It happens so fast, you barely know what hit you. While hurricanes take days to make their way to landfall, a tornado can pop up in an instant, and wreak havoc on everything that falls in its path. And although tornadoes have been experienced on every continent on the globe – minus Antarctica – the vast majority of twisters develop in the central region of the United States, known as “Tornado Alley.” There, in Tornado Alley, twisters are far too common. Many cause minimal damage. Sadly, that’s not always the case.
In 2013, Moore Oklahoma was hit hard with a tornado that had winds of up to 190 miles per hour, causing EF-4 damage (EF-5 is the worst). 24 people died, and 377 were injured.
While we do all we can to prepare for tornadoes (build shelters, create structures that are designed to keep us safe), sometimes we forget to come up with a plan for our pets. To this day there are still dogs and cats displaced from natural disasters, including from the Moore tornado. In order to avoid your pet experiencing this fate, here’s how to prepare for the what-ifs.
1. Make Your Tornado-Safe Area Animal Friendly – If you live in a tornado-prone region of the country, then chances are you have a safe area designed for you and your family. But is it designed for your pets as well? For example, make sure you close off any nooks or crannies that your cats might run to when scared, particularly if these crannies lead outside. Also, as many safe areas are beneath ground, make sure that you have no dangerous tools or toxins around.

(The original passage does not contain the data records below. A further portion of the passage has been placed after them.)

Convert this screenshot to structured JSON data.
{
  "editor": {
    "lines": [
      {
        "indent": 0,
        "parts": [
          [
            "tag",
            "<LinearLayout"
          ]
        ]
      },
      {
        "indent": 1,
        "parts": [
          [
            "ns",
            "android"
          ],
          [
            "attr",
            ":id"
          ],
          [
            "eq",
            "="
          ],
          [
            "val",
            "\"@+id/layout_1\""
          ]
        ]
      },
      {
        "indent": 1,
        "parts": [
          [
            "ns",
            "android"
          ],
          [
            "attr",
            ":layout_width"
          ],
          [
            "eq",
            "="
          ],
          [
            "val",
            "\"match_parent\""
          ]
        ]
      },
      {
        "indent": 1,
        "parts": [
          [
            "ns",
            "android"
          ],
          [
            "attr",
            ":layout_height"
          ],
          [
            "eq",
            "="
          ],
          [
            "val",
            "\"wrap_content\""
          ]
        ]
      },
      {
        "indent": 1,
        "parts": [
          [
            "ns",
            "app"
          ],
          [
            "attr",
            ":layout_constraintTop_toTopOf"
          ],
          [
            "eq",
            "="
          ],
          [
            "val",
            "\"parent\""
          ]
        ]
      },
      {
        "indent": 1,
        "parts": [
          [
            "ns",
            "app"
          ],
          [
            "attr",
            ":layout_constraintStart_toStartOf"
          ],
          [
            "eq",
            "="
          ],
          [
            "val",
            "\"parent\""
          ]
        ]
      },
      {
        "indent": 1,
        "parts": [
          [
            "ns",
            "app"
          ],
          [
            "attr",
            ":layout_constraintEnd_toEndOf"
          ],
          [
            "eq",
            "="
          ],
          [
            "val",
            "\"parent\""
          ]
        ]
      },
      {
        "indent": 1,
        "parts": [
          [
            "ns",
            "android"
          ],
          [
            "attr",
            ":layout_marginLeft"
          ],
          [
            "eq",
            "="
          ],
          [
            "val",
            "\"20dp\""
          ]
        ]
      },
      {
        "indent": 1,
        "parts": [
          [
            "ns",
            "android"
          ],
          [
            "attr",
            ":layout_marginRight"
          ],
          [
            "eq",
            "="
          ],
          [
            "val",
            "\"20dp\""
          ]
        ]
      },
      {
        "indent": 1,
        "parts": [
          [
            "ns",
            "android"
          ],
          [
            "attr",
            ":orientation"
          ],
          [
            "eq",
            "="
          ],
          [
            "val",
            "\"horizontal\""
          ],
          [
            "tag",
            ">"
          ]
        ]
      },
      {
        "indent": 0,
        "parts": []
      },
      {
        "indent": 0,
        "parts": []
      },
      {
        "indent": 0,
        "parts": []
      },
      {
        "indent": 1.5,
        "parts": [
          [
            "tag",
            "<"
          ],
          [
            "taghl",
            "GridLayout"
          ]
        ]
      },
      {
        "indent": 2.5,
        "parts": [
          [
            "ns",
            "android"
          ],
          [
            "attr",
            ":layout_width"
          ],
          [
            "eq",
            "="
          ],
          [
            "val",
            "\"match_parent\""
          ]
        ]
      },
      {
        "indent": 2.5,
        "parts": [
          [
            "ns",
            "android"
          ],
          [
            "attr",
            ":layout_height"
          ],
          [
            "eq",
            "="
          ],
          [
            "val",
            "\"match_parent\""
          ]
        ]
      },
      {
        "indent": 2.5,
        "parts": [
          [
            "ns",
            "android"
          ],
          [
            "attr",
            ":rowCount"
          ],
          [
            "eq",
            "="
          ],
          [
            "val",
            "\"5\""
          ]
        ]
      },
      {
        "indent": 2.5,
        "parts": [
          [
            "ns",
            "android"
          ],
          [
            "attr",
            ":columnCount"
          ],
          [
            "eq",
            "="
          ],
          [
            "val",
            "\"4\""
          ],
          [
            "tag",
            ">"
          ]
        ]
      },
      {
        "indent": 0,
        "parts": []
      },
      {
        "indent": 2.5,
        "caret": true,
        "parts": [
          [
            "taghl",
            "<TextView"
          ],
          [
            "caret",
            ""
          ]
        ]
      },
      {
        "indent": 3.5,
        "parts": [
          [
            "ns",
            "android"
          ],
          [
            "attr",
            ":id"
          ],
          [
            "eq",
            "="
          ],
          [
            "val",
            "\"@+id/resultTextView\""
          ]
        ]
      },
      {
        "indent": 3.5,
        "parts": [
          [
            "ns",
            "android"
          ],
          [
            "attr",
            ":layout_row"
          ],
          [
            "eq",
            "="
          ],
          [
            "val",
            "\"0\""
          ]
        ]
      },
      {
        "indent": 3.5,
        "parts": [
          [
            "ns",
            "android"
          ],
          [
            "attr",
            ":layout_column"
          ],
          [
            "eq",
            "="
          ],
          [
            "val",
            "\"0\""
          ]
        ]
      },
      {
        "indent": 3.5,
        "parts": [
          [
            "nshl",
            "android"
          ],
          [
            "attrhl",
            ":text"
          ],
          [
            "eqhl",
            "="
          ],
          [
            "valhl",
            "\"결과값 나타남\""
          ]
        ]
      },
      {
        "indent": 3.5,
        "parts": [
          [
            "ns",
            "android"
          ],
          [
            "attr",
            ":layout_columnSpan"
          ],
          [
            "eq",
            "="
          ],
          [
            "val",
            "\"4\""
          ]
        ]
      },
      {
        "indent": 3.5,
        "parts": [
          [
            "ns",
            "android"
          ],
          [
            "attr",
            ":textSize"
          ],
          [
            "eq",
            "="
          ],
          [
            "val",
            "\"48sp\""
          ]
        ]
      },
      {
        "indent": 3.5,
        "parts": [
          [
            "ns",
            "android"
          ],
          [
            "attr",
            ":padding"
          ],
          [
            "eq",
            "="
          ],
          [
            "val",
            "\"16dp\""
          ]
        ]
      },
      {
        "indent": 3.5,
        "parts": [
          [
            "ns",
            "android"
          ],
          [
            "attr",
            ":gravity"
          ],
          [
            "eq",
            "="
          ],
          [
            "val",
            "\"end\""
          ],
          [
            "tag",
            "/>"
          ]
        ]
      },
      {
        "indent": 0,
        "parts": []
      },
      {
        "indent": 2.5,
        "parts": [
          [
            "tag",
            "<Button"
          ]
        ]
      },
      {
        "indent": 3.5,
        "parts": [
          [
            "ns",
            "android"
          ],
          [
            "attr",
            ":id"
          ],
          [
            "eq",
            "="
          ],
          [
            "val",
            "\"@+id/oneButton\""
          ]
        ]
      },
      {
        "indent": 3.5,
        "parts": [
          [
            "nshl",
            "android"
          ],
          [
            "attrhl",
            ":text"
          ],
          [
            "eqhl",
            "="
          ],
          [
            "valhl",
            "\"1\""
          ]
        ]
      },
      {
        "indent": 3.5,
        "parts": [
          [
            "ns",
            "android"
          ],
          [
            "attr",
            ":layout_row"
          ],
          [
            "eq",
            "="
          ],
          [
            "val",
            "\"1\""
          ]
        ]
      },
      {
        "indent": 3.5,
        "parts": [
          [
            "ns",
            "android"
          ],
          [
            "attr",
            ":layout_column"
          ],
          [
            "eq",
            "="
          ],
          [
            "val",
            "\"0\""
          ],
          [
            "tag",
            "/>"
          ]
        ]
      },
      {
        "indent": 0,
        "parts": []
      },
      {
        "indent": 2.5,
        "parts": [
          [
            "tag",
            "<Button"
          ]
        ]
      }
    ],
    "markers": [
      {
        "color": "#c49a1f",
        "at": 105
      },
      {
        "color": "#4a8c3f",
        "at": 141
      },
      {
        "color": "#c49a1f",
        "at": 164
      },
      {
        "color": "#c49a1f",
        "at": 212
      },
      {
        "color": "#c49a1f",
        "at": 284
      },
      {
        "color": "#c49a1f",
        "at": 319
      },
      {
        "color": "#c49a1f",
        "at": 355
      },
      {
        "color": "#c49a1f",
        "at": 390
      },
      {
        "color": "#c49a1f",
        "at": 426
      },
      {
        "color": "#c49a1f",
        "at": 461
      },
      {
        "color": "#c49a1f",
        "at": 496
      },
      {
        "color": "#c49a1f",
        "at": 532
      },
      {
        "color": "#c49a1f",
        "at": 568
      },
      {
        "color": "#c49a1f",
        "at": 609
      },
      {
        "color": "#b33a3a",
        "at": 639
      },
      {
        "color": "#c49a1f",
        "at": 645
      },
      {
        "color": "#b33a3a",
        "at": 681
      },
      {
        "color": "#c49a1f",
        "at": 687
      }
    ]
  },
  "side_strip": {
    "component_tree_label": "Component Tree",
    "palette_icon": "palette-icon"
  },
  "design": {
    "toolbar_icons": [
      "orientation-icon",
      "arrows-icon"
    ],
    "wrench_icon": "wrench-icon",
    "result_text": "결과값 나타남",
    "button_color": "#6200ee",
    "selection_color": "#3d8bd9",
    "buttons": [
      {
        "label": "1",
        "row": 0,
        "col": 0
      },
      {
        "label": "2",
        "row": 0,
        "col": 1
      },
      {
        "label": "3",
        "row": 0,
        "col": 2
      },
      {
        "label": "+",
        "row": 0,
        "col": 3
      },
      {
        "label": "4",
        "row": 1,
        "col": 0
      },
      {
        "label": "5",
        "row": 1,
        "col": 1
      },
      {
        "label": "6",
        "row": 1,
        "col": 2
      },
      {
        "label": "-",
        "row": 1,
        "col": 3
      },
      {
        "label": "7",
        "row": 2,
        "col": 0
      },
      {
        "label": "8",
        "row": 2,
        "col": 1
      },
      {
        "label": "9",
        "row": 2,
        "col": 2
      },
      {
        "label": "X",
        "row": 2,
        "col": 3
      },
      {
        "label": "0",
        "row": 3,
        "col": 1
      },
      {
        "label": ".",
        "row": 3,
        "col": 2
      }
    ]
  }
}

2. Include Your Pets in Drills – The best way to stay cool under pressure is to practice. Musicians do it. Athletes do it. And if you live in an area that experiences tornadoes, you should practice your evacuation drills from time to time. While many families do this, not everyone takes their pet along as well. The more often you bring your pet on your drills with you, the easier it’ll be to ensure your pet’s safety during a real disaster. Not only will these drills make the process familiar for your pet, but it’ll also make you prepared for what you’ll need to do in order to get your cat, dog or other animals to safety.

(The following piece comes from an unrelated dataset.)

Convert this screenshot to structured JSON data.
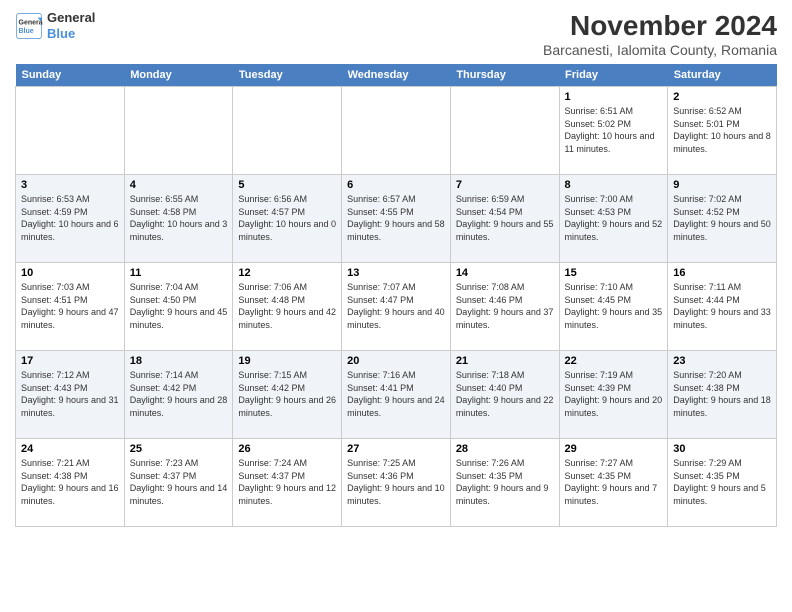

3. Keep Pet Supplies In Your Safe Area – Who knows how long you might be in your safe area. You’d hate to think about it, but maybe you’ll be trapped in there for hours, or days. Be sure to equip your safe area with food, water, treats, a crate (this will give your pet a safe place within your safe area), and even a litter box or puppy pads.
4. Keep Your Pet ID’d – Even if your dog is at home, resting comfortably on a couch, make sure he had a collar and tag on him. Even if your cat never leaves the house, make sure she’s collared and ID’d. If a tornado strikes, your pets might try to run away, or may be swept away amid the chaos. Ensuring your pets are always wearing some form of identification will help you reunite once the storm passes. And, to increase your chances of reuniting, microchip your pets. Collars and tags are known to fall off or wear away. And, in moments of desperation, some people might purposely remove a collar and take your pet as their own. A microchip will prove – no matter what – that this is your pet.
Hopefully you never have to worry about your pet’s safety when a storm comes, but each and every year it seems we’re reminded that we’re not invincible. Neither are our pets. Help them improve their chances of survival with these easy steps.